What a special treat I have for you today! Where does writing begin? With a voice. With ideas. With lines or letters. AND usually, with an encourager. How many of us trace our love of writing back to a teacher or multiple teachers? I know I do! In the beginning of February, Tina Barrett sent … More Special Feature: “Where Writing Begins” with Tina Barrett, Kindergarten Teacher!
Celebrate Children’s Book Week with characters from the past! People like you and me, facing life’s challenges. In the midst of this pandemic, living our own piece of history, we can all benefit from learning how others persisted through difficult times. Pictured are six new picture books to inspire children. And there are many more! … More Children’s Book Week 2020!
An incredibly interesting and engaging book… Title: Funny Bones: Posada and His Day of the Dead Calaveras Written and illustrated by: Duncan Tonatiuh Abrams Books for Young Readers, 2015, biography, 40 pages Suitable for ages: 6-10 (and older) Themes/topics: art, Mexico, Day of the Dead Opening: Skeletons riding bicycles…skeletons wearing fancy hats…skeletons dancing and strumming … More Funny Bones: Posada and His Day of the Dead Calaveras
PPBF Special: For all the teachers who are in the midst of testing season, I’ve included a literature unit for this amazing book. Title: A Splash of Red, the Life and Art of Horace Pippin Written by: Jen Bryant Illustrated by: Melissa Sweet Random House/Knopf, 2015, biography Suitable for ages: 5-8 (easily Gr 1-5) Lexile: 610 … More A Splash of Red
One of the questions that often comes up among writers of children’s books concerns the use of higher level vocabulary.

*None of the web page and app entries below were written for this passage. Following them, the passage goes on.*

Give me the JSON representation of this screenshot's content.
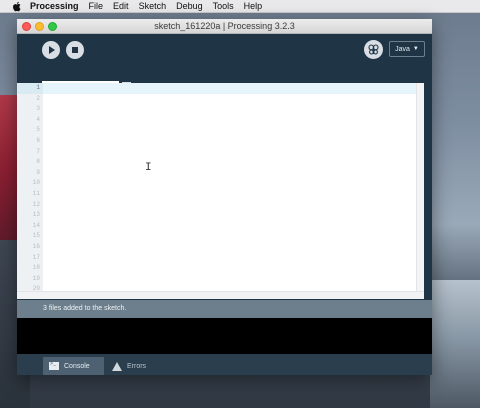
{
  "menubar": {
    "items": [
      "Processing",
      "File",
      "Edit",
      "Sketch",
      "Debug",
      "Tools",
      "Help"
    ]
  },
  "window": {
    "title": "sketch_161220a | Processing 3.2.3"
  },
  "toolbar": {
    "mode_label": "Java",
    "mode_caret": "▼"
  },
  "editor": {
    "tab_label": "sketch_161220a",
    "tab_menu_glyph": "▼",
    "line_numbers": [
      "1",
      "2",
      "3",
      "4",
      "5",
      "6",
      "7",
      "8",
      "9",
      "10",
      "11",
      "12",
      "13",
      "14",
      "15",
      "16",
      "17",
      "18",
      "19",
      "20"
    ],
    "cursor_glyph": "I"
  },
  "status": {
    "message": "3 files added to the sketch."
  },
  "footer": {
    "console_label": "Console",
    "errors_label": "Errors"
  },
  "colors": {
    "window_bg": "#1f3445",
    "status_bg": "#6d7f8d",
    "console_bg": "#000000"
  },
  "icons": {
    "menu_apple": "apple-icon",
    "run": "play-icon",
    "stop": "stop-icon",
    "debug": "debug-butterfly-icon",
    "console": "console-icon",
    "errors": "warning-icon"
  }
}
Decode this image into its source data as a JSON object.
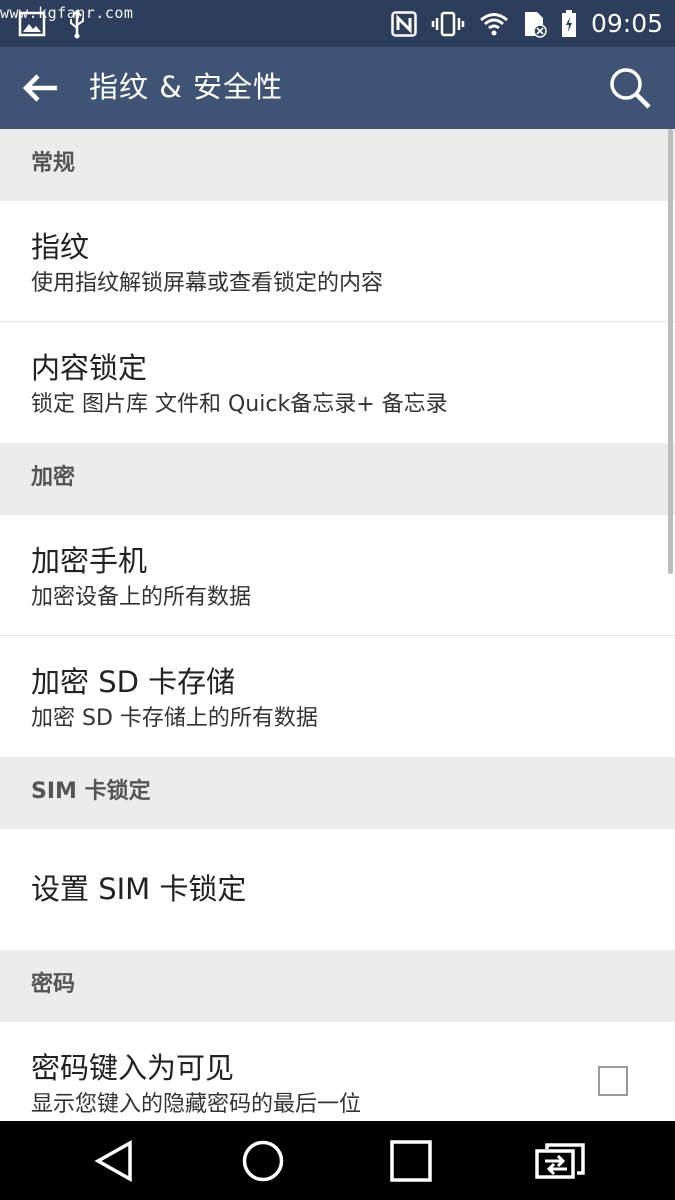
{
  "status_bar": {
    "watermark": "www.kgfanr.com",
    "time": "09:05",
    "icons": [
      "image-icon",
      "usb-icon",
      "nfc-icon",
      "vibrate-icon",
      "wifi-icon",
      "sd-card-icon",
      "battery-icon"
    ]
  },
  "app_bar": {
    "title": "指纹 & 安全性",
    "back_icon": "arrow-left-icon",
    "search_icon": "search-icon"
  },
  "sections": [
    {
      "header": "常规",
      "items": [
        {
          "title": "指纹",
          "subtitle": "使用指纹解锁屏幕或查看锁定的内容"
        },
        {
          "title": "内容锁定",
          "subtitle": "锁定 图片库 文件和 Quick备忘录+ 备忘录"
        }
      ]
    },
    {
      "header": "加密",
      "items": [
        {
          "title": "加密手机",
          "subtitle": "加密设备上的所有数据"
        },
        {
          "title": "加密 SD 卡存储",
          "subtitle": "加密 SD 卡存储上的所有数据"
        }
      ]
    },
    {
      "header": "SIM 卡锁定",
      "items": [
        {
          "title": "设置 SIM 卡锁定"
        }
      ]
    },
    {
      "header": "密码",
      "items": [
        {
          "title": "密码键入为可见",
          "subtitle": "显示您键入的隐藏密码的最后一位",
          "checked": false
        }
      ]
    }
  ],
  "nav_bar": {
    "icons": [
      "back-triangle-icon",
      "home-circle-icon",
      "recents-square-icon",
      "dual-window-icon"
    ]
  },
  "colors": {
    "status_bar": "#2c3e5c",
    "app_bar": "#3f5374",
    "section_header_bg": "#ececec",
    "nav_bar": "#000000"
  }
}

Whether a child is a native English speaker or is learning English as a second language, he/she needs exposure to rich, varied and challenging language. Children acquire most words through their daily encounters, using context to understand meaning. But acquiring a new word is not automatic. They must be engaged and interested.
So for all the writers – YES! Use some fancy words. They’re fun!

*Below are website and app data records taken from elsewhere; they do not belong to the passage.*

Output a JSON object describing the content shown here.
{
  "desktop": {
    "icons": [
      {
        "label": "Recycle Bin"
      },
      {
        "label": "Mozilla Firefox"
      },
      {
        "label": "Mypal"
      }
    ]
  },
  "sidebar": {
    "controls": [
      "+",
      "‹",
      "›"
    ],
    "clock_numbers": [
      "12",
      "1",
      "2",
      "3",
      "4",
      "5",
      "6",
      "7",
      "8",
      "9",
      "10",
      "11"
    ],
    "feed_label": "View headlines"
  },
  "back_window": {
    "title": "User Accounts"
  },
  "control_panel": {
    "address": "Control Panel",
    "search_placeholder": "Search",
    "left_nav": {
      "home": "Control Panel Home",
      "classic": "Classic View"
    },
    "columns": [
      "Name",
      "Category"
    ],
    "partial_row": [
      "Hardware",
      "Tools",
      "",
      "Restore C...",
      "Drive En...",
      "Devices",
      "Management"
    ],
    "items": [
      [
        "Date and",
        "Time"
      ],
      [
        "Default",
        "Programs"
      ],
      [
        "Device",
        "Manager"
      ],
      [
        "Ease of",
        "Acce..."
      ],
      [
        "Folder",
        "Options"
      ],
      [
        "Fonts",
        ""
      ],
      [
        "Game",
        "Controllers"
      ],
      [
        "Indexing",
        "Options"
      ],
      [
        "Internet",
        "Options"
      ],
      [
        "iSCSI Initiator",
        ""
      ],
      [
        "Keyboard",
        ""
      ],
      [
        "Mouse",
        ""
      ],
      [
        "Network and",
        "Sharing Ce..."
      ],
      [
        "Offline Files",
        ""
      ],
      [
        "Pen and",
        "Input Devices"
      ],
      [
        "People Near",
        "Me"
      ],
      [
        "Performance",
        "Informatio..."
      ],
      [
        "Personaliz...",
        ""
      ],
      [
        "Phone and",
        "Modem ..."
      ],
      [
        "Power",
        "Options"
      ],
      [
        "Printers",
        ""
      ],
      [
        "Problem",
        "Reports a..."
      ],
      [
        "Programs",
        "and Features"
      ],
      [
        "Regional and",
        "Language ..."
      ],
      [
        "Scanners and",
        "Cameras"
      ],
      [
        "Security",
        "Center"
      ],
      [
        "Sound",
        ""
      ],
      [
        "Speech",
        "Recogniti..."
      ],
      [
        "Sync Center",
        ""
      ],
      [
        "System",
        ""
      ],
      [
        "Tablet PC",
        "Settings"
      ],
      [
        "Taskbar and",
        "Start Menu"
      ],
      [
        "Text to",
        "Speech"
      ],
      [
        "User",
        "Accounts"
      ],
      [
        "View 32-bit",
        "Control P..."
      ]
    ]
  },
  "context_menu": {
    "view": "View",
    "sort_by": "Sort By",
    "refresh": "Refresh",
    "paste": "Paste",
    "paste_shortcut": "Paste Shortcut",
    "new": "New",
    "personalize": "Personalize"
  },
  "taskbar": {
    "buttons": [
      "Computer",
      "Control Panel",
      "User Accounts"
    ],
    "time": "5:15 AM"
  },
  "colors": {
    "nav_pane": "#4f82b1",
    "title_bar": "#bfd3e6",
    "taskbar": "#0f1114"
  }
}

Vocabulary learning is crucial to reading comprehension and success in school. The keys to expanding a child’s vocabulary are

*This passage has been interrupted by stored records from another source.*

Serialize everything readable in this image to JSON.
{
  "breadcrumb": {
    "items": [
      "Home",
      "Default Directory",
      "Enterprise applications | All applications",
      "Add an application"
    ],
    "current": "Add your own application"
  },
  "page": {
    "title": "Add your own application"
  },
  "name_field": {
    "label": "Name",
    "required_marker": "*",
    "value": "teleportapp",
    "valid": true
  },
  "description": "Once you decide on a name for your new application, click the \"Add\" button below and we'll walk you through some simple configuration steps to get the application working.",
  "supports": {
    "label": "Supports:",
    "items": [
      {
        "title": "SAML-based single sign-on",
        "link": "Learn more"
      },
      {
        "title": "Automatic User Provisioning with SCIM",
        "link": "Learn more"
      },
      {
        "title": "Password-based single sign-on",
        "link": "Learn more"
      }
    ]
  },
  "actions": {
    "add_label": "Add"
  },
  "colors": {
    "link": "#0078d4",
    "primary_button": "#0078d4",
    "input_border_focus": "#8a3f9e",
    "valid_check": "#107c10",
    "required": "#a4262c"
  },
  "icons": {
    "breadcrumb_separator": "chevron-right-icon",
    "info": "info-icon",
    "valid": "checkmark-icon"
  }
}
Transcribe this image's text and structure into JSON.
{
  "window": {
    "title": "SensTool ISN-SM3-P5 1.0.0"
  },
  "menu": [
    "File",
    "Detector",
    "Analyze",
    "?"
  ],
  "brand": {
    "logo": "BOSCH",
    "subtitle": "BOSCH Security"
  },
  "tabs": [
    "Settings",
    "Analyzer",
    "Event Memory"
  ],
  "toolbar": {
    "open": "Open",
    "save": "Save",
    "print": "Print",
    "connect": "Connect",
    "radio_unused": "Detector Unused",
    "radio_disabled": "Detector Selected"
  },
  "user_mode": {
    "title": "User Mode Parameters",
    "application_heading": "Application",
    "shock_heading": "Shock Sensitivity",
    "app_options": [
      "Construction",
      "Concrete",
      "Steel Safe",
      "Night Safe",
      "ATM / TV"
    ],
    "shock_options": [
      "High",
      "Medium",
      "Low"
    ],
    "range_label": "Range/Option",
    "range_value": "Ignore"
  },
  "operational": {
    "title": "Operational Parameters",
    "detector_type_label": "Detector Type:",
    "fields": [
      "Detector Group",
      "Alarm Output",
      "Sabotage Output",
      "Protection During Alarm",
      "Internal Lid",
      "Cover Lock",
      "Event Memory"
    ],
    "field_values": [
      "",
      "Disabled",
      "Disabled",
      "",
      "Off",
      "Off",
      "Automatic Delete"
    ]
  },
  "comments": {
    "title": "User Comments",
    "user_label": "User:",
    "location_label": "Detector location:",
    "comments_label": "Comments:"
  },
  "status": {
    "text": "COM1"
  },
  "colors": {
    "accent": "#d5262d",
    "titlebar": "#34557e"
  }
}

multiple purposeful exposures,
acquiring strategies and
opportunities to use new words.
I’ll leave you with some great VOCABULARY ACTIVITIES for the CLASSROOM on my Parent/Teacher Resource page, and two sources on vocabulary instruction – one focused on the research and the other modeling instruction during a read-aloud.
A Review of the Current Research on Vocabulary Instruction from the National Reading Technical Assistance Center, RMC Research Corporation, 2010
“Bridging the Vocabulary Gap: What the Research Tells Us about Vocabulary Instruction in Early Childhood” from Young Children, July (2010): 84-91. National Association for the Education of Young Children. … More Fancy Words – Building Children’s Vocabularies